● **Problem to work on**
The following entries are to be repeated exactly, and the pictures are to be left behind.
┌─ Working data
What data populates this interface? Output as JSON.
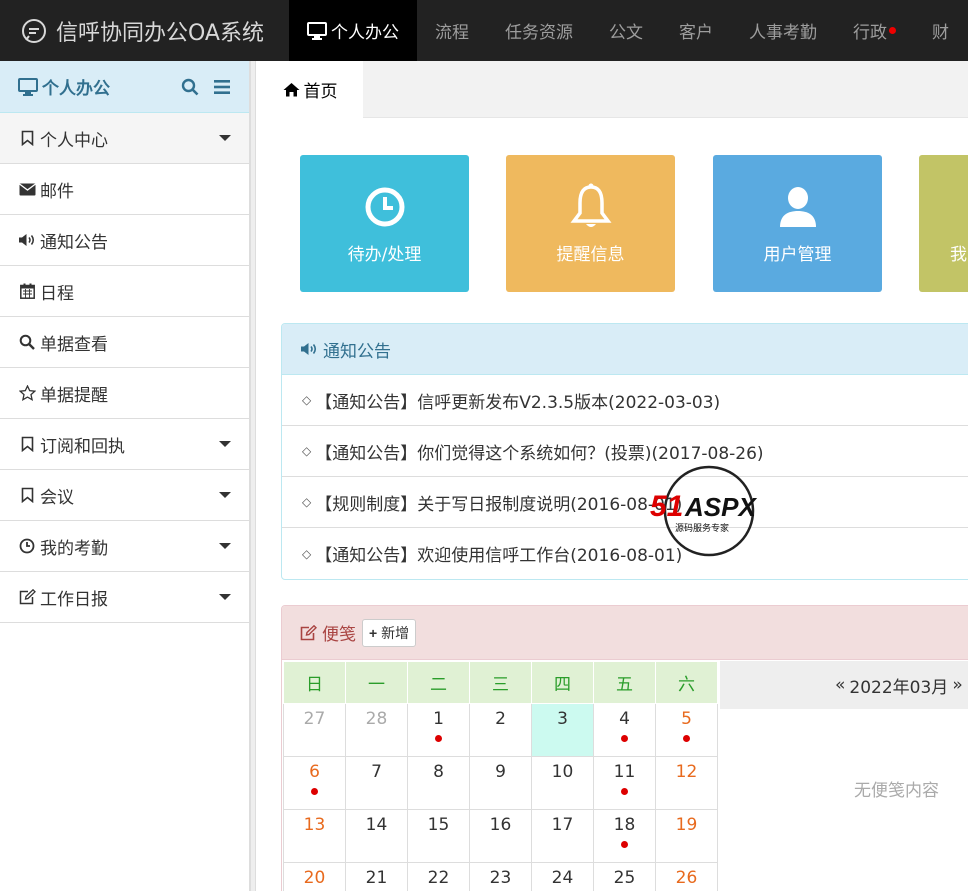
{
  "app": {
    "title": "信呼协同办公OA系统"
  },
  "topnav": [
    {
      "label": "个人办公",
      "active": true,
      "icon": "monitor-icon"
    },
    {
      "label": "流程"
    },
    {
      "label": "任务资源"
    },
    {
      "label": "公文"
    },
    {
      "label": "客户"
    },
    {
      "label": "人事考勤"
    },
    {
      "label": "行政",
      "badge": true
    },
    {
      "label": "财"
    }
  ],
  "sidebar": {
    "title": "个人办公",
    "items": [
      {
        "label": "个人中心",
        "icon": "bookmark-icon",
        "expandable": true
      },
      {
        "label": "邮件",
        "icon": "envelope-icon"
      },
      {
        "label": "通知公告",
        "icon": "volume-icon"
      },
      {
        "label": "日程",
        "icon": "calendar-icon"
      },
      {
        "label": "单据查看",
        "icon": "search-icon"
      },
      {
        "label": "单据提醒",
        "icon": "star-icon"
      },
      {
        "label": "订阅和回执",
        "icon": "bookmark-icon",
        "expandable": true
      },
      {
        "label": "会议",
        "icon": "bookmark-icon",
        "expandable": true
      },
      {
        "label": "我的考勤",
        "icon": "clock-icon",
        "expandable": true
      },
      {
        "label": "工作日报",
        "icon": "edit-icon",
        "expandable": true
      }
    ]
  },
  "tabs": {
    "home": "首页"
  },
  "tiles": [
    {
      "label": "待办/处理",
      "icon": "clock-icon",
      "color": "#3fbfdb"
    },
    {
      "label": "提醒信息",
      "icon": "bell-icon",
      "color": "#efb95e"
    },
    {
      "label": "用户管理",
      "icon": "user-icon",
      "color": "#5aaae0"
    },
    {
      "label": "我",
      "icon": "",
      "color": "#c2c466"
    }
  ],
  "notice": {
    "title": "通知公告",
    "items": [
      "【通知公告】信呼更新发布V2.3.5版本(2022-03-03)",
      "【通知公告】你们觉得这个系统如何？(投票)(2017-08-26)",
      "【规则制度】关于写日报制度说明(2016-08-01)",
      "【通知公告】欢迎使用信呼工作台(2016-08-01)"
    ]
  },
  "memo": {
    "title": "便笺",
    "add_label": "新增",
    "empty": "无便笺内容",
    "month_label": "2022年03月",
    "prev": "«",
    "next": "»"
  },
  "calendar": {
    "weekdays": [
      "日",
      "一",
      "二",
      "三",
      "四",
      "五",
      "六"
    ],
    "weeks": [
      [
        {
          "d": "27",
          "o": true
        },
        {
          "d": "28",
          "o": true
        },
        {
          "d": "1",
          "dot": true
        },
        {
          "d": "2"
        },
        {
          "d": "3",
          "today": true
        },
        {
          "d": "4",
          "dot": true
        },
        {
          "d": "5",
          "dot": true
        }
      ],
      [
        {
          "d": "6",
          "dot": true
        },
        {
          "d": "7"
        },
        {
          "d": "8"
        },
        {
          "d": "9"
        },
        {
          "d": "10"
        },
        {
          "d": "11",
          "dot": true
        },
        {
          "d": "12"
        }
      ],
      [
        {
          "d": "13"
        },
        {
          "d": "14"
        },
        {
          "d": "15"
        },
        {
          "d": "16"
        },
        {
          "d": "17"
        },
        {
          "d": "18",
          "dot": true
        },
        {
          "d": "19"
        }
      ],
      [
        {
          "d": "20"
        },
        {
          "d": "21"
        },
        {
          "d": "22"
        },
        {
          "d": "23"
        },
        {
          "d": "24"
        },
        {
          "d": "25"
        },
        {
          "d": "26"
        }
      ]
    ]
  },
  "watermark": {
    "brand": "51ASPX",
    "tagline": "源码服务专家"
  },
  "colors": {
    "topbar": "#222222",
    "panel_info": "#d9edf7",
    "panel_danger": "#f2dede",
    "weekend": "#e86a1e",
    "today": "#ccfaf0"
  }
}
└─
● **Result**
What data populates this interface? Output as JSON.
{
  "app": {
    "title": "信呼协同办公OA系统"
  },
  "topnav": [
    {
      "label": "个人办公",
      "active": true,
      "icon": "monitor-icon"
    },
    {
      "label": "流程"
    },
    {
      "label": "任务资源"
    },
    {
      "label": "公文"
    },
    {
      "label": "客户"
    },
    {
      "label": "人事考勤"
    },
    {
      "label": "行政",
      "badge": true
    },
    {
      "label": "财"
    }
  ],
  "sidebar": {
    "title": "个人办公",
    "items": [
      {
        "label": "个人中心",
        "icon": "bookmark-icon",
        "expandable": true
      },
      {
        "label": "邮件",
        "icon": "envelope-icon"
      },
      {
        "label": "通知公告",
        "icon": "volume-icon"
      },
      {
        "label": "日程",
        "icon": "calendar-icon"
      },
      {
        "label": "单据查看",
        "icon": "search-icon"
      },
      {
        "label": "单据提醒",
        "icon": "star-icon"
      },
      {
        "label": "订阅和回执",
        "icon": "bookmark-icon",
        "expandable": true
      },
      {
        "label": "会议",
        "icon": "bookmark-icon",
        "expandable": true
      },
      {
        "label": "我的考勤",
        "icon": "clock-icon",
        "expandable": true
      },
      {
        "label": "工作日报",
        "icon": "edit-icon",
        "expandable": true
      }
    ]
  },
  "tabs": {
    "home": "首页"
  },
  "tiles": [
    {
      "label": "待办/处理",
      "icon": "clock-icon",
      "color": "#3fbfdb"
    },
    {
      "label": "提醒信息",
      "icon": "bell-icon",
      "color": "#efb95e"
    },
    {
      "label": "用户管理",
      "icon": "user-icon",
      "color": "#5aaae0"
    },
    {
      "label": "我",
      "icon": "",
      "color": "#c2c466"
    }
  ],
  "notice": {
    "title": "通知公告",
    "items": [
      "【通知公告】信呼更新发布V2.3.5版本(2022-03-03)",
      "【通知公告】你们觉得这个系统如何？(投票)(2017-08-26)",
      "【规则制度】关于写日报制度说明(2016-08-01)",
      "【通知公告】欢迎使用信呼工作台(2016-08-01)"
    ]
  },
  "memo": {
    "title": "便笺",
    "add_label": "新增",
    "empty": "无便笺内容",
    "month_label": "2022年03月",
    "prev": "«",
    "next": "»"
  },
  "calendar": {
    "weekdays": [
      "日",
      "一",
      "二",
      "三",
      "四",
      "五",
      "六"
    ],
    "weeks": [
      [
        {
          "d": "27",
          "o": true
        },
        {
          "d": "28",
          "o": true
        },
        {
          "d": "1",
          "dot": true
        },
        {
          "d": "2"
        },
        {
          "d": "3",
          "today": true
        },
        {
          "d": "4",
          "dot": true
        },
        {
          "d": "5",
          "dot": true
        }
      ],
      [
        {
          "d": "6",
          "dot": true
        },
        {
          "d": "7"
        },
        {
          "d": "8"
        },
        {
          "d": "9"
        },
        {
          "d": "10"
        },
        {
          "d": "11",
          "dot": true
        },
        {
          "d": "12"
        }
      ],
      [
        {
          "d": "13"
        },
        {
          "d": "14"
        },
        {
          "d": "15"
        },
        {
          "d": "16"
        },
        {
          "d": "17"
        },
        {
          "d": "18",
          "dot": true
        },
        {
          "d": "19"
        }
      ],
      [
        {
          "d": "20"
        },
        {
          "d": "21"
        },
        {
          "d": "22"
        },
        {
          "d": "23"
        },
        {
          "d": "24"
        },
        {
          "d": "25"
        },
        {
          "d": "26"
        }
      ]
    ]
  },
  "watermark": {
    "brand": "51ASPX",
    "tagline": "源码服务专家"
  },
  "colors": {
    "topbar": "#222222",
    "panel_info": "#d9edf7",
    "panel_danger": "#f2dede",
    "weekend": "#e86a1e",
    "today": "#ccfaf0"
  }
}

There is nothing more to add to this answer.